Work instructions
Look through the data below and work out how many lines hold "this"; state only the number.

-=-=-=-=-

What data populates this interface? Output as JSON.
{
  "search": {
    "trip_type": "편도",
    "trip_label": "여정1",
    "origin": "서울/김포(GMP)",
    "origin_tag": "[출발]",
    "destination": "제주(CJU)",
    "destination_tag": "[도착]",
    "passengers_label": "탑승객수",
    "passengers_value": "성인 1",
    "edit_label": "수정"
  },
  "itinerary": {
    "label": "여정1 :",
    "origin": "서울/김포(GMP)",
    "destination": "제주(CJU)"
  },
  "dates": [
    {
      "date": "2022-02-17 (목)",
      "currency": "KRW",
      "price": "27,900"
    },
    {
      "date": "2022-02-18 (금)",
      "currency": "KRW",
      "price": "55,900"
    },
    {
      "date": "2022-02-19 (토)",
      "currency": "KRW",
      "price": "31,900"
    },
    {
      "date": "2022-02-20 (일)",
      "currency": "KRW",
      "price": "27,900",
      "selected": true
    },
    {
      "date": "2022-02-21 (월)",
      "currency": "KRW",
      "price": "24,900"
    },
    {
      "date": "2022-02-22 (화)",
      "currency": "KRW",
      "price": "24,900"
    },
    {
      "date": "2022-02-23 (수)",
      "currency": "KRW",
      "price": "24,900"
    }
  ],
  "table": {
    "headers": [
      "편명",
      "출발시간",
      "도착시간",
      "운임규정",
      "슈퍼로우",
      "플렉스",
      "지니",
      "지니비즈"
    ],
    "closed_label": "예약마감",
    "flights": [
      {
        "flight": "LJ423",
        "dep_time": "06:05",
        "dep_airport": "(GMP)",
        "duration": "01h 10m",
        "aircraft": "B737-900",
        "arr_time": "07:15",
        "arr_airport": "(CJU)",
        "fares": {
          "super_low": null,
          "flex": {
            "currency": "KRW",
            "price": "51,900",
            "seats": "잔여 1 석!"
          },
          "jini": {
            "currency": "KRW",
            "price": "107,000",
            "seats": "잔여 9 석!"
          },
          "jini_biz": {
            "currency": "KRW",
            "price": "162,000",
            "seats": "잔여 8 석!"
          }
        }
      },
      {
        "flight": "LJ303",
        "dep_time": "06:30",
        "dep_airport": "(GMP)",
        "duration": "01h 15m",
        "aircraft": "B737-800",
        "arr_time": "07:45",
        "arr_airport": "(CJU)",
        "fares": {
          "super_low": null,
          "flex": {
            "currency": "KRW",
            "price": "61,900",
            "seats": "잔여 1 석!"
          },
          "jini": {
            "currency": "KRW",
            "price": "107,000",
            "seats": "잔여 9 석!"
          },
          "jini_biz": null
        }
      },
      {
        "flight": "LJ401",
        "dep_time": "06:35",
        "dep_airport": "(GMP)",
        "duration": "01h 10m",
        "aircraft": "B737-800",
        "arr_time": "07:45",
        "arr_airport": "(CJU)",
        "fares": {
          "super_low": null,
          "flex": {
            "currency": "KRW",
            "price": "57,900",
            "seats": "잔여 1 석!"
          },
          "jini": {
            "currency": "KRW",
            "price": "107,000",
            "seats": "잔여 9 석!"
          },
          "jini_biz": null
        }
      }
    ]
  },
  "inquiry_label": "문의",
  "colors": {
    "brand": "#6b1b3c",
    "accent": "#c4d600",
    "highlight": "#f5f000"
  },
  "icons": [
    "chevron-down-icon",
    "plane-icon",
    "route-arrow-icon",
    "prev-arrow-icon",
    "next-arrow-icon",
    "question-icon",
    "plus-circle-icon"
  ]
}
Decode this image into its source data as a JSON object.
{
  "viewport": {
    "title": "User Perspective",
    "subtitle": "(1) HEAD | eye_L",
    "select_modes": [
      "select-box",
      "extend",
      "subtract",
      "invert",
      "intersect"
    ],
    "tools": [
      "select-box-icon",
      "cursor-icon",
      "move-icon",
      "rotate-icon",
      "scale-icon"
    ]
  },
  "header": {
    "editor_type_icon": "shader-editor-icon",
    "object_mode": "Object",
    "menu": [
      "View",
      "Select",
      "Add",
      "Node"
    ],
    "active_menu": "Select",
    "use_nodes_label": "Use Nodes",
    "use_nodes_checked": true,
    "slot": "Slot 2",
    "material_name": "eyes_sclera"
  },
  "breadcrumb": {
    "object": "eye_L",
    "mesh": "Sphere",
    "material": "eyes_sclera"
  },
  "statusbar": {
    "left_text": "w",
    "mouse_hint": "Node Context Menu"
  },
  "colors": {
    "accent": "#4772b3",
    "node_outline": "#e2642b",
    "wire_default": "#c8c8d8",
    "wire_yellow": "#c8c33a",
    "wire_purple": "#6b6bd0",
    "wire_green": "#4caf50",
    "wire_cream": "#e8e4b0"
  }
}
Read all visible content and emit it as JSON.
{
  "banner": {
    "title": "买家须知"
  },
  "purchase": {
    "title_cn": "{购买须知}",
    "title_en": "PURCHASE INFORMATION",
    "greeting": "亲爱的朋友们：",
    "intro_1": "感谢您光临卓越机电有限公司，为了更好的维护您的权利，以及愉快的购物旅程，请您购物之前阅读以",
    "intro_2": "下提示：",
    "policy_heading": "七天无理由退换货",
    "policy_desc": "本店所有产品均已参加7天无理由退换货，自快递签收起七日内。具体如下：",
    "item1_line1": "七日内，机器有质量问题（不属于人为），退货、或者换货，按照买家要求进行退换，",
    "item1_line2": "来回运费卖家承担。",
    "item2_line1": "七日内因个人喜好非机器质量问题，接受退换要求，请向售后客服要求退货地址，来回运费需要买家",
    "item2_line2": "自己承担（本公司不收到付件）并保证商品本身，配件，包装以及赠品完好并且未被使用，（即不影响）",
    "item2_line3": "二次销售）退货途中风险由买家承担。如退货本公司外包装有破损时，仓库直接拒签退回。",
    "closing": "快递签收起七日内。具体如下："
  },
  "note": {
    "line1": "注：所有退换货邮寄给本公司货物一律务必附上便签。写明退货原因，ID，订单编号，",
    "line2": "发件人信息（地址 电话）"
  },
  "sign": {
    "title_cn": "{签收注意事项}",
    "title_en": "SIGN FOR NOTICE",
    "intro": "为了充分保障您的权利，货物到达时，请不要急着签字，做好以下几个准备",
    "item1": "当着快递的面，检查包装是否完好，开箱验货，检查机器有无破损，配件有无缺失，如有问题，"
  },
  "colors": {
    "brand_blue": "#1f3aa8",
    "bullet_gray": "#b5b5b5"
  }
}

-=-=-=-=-

Response area
2